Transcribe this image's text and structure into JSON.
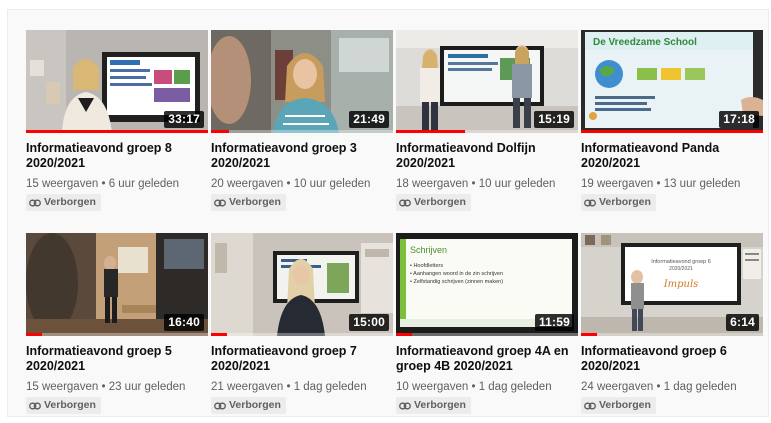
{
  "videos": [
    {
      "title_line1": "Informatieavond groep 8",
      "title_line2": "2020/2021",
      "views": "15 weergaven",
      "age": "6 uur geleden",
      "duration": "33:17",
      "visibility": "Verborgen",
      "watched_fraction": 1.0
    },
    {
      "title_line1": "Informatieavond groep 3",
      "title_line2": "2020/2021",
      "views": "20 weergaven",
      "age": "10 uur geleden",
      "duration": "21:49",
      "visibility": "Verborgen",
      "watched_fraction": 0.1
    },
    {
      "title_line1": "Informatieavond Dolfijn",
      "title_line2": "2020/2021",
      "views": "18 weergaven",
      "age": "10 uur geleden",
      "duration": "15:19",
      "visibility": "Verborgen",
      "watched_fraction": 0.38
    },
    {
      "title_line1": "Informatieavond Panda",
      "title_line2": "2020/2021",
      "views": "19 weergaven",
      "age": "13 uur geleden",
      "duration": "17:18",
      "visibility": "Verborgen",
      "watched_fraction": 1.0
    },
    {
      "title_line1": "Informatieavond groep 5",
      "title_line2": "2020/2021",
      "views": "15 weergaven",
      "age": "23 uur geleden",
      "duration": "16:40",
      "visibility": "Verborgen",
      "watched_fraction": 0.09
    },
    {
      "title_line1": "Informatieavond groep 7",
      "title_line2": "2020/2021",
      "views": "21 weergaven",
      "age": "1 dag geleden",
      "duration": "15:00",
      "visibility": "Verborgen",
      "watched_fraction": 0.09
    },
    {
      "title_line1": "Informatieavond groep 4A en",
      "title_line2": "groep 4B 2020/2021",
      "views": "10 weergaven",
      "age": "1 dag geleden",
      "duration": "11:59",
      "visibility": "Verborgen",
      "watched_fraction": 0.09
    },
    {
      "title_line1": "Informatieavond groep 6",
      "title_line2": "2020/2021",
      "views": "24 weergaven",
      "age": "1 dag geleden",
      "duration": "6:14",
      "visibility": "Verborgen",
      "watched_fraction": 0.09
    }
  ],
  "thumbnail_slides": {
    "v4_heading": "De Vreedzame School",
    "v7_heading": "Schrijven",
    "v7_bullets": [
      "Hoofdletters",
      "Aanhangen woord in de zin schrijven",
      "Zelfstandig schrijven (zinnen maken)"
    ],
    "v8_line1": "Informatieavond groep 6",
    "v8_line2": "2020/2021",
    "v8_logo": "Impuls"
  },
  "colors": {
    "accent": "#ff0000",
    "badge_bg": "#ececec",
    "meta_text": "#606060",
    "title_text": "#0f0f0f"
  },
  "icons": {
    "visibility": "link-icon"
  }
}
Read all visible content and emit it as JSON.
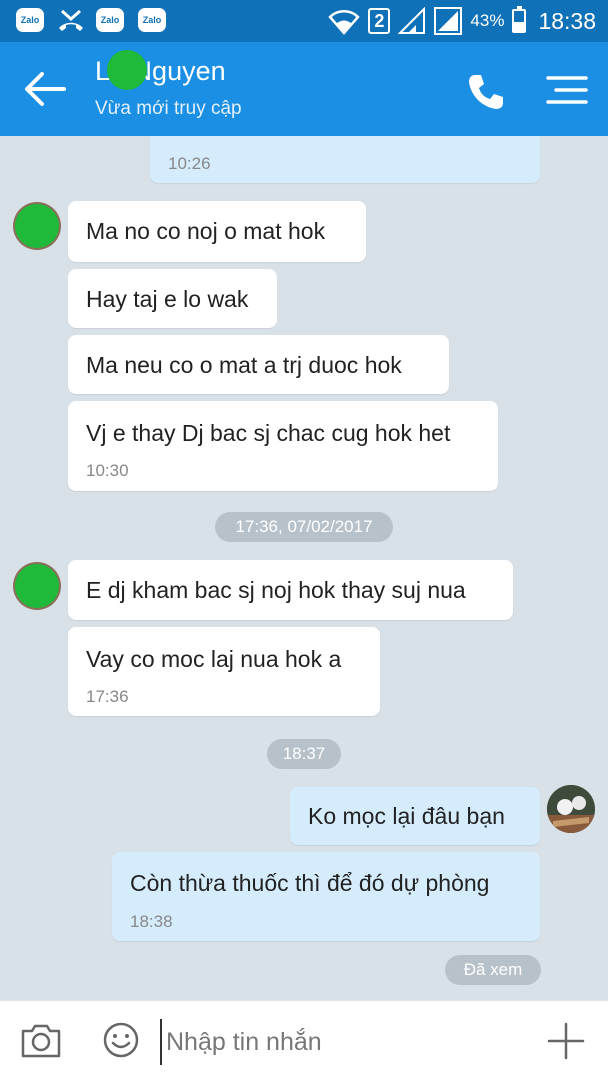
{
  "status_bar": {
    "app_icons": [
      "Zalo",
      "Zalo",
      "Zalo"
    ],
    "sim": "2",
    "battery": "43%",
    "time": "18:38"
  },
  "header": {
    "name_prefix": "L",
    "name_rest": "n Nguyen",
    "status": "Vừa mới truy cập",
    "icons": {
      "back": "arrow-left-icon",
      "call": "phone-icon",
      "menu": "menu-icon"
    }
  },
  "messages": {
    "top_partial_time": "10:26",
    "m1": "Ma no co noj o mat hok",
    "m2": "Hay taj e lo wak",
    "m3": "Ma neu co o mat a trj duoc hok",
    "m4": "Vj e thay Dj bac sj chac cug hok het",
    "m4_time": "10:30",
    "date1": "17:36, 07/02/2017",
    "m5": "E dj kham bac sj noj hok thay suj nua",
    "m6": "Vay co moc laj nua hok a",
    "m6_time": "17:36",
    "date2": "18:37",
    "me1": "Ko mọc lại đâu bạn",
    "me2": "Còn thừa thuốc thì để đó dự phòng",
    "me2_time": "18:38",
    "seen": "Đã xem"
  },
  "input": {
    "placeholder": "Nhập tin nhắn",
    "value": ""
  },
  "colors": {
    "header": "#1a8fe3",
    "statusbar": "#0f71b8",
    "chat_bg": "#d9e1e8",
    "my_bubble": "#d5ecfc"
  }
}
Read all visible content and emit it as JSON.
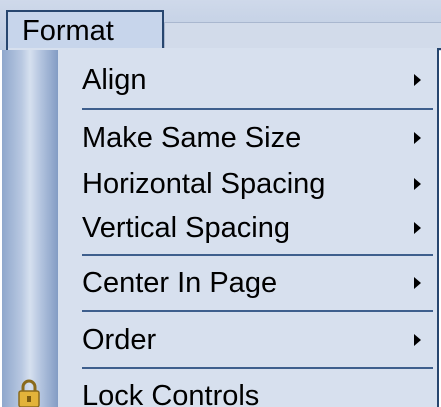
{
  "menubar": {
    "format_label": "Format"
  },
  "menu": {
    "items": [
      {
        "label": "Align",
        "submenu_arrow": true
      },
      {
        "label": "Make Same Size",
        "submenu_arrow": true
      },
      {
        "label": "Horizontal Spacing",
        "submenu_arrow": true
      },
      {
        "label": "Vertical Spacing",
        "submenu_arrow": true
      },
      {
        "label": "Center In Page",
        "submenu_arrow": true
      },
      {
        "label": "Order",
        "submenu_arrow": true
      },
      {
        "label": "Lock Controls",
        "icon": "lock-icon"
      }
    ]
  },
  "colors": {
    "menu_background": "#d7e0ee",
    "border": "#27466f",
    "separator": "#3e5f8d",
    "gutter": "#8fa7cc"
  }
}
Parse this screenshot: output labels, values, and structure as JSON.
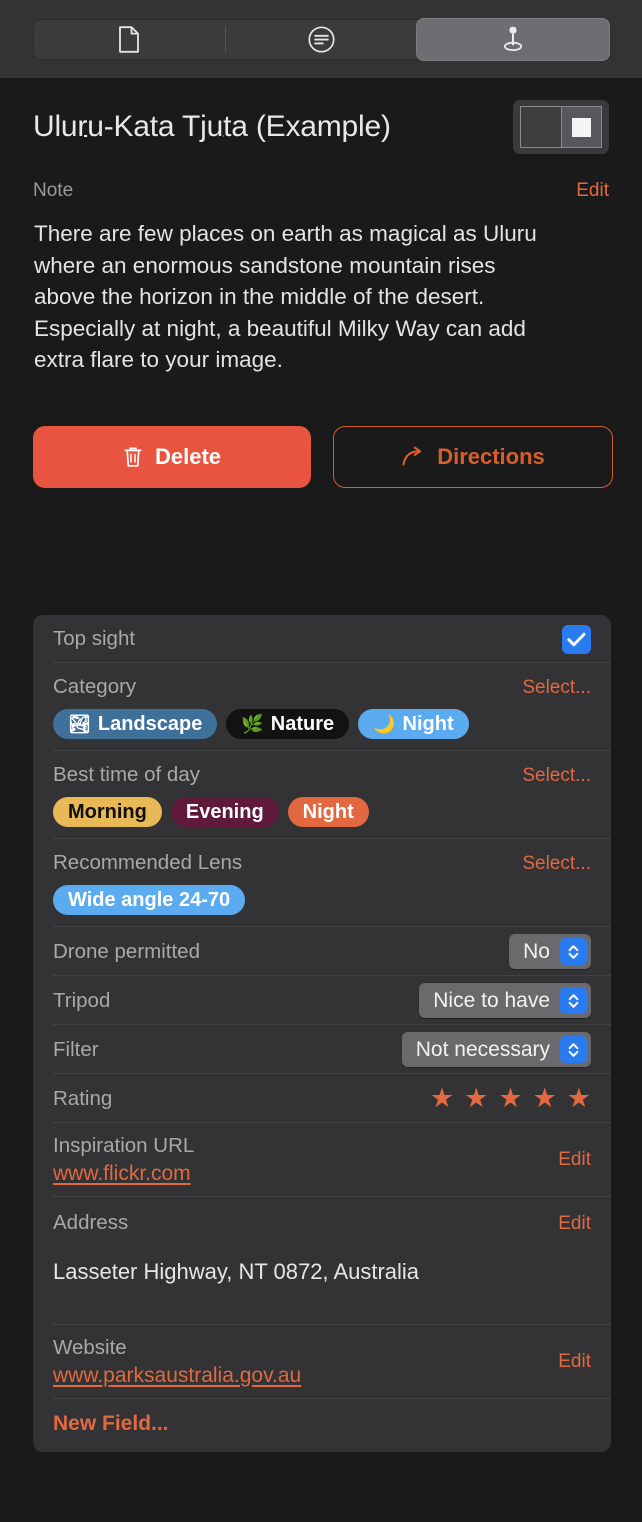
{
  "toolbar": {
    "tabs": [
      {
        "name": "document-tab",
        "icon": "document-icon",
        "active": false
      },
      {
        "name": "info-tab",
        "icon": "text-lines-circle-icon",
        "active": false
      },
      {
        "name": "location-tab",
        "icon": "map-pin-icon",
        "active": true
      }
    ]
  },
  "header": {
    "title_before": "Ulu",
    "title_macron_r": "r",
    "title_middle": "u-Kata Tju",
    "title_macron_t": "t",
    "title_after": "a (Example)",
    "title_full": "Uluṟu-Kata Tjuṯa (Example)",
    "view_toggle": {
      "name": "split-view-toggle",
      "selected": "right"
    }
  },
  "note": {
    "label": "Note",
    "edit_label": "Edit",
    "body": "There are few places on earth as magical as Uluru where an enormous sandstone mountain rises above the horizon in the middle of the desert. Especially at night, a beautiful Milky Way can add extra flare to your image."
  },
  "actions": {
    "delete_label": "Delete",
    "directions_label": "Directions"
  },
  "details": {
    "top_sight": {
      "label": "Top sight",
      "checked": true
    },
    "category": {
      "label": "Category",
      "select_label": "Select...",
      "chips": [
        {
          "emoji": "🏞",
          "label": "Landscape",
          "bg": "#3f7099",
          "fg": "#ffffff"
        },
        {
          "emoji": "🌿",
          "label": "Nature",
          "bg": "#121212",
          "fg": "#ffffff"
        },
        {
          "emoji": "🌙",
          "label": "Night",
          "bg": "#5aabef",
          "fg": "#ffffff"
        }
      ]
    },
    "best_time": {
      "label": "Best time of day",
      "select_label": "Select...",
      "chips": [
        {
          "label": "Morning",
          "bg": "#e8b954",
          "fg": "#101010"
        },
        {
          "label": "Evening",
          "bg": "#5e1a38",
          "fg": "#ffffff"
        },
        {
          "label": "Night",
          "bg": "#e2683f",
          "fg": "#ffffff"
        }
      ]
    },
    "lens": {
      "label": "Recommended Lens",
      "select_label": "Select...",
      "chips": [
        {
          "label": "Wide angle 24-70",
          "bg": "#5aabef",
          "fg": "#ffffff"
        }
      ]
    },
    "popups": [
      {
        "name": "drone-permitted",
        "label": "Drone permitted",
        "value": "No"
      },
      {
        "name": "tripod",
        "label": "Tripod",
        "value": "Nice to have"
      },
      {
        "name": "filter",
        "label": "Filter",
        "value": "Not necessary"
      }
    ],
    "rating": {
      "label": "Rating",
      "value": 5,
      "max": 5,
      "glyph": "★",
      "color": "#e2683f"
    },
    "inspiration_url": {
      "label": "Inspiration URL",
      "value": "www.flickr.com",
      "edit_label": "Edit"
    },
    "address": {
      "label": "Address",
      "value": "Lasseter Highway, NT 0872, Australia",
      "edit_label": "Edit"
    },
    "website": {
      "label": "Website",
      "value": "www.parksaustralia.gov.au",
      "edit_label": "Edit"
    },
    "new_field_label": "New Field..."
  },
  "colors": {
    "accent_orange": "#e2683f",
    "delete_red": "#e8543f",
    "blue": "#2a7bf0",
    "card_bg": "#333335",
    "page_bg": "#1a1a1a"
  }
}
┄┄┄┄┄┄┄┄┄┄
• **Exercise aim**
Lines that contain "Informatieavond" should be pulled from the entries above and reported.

• **Result below**
      "title_line1": "Informatieavond groep 8",
      "title_line1": "Informatieavond groep 3",
      "title_line1": "Informatieavond Dolfijn",
      "title_line1": "Informatieavond Panda",
      "title_line1": "Informatieavond groep 5",
      "title_line1": "Informatieavond groep 7",
      "title_line1": "Informatieavond groep 4A en",
      "title_line1": "Informatieavond groep 6",
    "v8_line1": "Informatieavond groep 6",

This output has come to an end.